Especially the latter ones actually do change the group delay for the lower frequency department very prominently which can be seen as a design flaw but on the other hand lots of hifi enthusiast actually do like this low end behaviour which is able to deliver a very round and full bass experience even within a quite small speaker design. In such cases, one can measure more than 20ms group delay within the frequency content below 100Hz and I’ve seen plots from real designs featuring 70ms at 40Hz which is huge.

Such speaker designs should be avoided in mixing or mastering situation where precision and accuracy is required. It’s also one of the reasons why we can still find single driver speaker designs as primary or additional monitoring options in the studios around the world. They have a constant group delay by design and do not mess around with some frequency parts while just leaving some others intact.

As mentioned before, also several analog circuit designs are able to distort the constant group delay and we can see very typical low end group delay shifts within audio transformer coupled circuit designs. Interestingly, even mastering engineers are utilizing such devices – whether to be found in a compressor, EQ or tape machine – in their analog mastering chain.

Lets talk about mixing levels (again)

Some years ago we had lots of discussions about proper mixing levels in the digital domain – with mixed (sic!) results, IIRC. Meanwhile, more and more influencers are claiming that targeting -18dBFS with a VU meter readout is the “digital audio sweet spot” and the way forward in terms of plugin gain staging.
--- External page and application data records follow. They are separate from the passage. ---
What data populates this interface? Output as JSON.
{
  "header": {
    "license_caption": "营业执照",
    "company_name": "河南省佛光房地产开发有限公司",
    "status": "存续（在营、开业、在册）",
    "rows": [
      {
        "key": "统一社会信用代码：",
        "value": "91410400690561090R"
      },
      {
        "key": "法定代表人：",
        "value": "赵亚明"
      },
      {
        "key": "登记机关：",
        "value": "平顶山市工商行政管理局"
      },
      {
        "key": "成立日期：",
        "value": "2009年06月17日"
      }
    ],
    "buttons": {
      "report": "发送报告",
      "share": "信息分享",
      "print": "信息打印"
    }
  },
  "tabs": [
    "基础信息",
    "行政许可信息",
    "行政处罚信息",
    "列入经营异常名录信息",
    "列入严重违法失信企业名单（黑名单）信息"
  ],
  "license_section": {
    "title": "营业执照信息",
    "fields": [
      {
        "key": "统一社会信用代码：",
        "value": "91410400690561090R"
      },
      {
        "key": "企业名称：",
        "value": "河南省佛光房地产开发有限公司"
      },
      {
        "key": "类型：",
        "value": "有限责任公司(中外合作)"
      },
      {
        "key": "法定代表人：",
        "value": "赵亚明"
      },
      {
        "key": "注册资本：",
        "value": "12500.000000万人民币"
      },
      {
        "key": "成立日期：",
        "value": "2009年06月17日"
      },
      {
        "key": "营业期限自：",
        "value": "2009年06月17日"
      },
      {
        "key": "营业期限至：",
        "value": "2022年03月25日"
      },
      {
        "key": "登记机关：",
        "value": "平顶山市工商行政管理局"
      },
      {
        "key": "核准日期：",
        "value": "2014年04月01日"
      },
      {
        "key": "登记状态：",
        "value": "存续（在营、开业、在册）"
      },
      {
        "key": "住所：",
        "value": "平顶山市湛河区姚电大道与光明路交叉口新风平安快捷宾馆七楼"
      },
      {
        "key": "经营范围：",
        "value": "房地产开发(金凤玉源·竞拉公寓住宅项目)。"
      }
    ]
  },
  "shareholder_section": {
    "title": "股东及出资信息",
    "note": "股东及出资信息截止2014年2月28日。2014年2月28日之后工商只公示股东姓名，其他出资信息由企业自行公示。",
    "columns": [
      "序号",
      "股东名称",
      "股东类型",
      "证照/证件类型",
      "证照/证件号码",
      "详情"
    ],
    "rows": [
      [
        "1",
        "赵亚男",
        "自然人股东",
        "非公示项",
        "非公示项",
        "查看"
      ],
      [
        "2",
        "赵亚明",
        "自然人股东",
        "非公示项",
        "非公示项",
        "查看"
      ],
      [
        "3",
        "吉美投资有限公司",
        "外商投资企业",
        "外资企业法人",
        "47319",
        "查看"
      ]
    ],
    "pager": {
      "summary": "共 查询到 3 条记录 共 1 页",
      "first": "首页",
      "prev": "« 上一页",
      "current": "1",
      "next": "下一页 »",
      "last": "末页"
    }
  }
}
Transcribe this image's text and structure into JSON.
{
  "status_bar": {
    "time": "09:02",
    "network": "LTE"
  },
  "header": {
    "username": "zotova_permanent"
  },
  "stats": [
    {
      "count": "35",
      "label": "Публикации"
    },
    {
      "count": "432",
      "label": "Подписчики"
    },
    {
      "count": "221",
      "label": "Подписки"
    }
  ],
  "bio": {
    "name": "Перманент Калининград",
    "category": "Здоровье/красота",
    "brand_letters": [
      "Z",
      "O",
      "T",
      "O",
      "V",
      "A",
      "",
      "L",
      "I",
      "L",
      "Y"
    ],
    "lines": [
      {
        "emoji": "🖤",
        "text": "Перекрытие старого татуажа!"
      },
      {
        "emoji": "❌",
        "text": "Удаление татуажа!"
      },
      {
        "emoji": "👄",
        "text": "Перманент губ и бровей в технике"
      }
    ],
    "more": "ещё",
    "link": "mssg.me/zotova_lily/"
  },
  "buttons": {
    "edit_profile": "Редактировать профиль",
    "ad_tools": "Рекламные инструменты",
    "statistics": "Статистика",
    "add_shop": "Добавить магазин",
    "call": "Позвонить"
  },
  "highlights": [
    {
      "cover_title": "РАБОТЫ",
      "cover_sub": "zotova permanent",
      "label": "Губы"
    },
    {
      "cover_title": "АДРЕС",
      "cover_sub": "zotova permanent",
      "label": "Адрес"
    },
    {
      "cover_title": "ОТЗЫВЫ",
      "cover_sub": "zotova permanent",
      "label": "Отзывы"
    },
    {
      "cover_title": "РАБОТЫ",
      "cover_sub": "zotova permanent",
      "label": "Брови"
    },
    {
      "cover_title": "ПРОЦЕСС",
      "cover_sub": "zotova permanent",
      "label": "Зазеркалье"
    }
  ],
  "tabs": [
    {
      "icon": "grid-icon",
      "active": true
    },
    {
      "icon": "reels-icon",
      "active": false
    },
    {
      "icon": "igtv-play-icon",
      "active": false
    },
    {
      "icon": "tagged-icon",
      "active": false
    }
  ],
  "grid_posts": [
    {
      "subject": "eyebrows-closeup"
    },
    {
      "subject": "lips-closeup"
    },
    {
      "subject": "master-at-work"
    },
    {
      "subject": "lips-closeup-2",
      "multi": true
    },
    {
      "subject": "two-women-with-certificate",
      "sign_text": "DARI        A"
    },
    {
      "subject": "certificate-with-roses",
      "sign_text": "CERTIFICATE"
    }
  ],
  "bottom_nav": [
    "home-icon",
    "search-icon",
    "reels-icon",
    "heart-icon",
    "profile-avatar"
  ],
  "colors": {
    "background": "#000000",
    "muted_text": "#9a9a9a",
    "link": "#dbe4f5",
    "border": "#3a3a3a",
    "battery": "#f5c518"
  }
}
In practise that would imply mixing digital peak levels at around 0dBFS again but maybe I’ve missed something during my absence in recent years. So, to what mixing levels are you up to in your DAW today?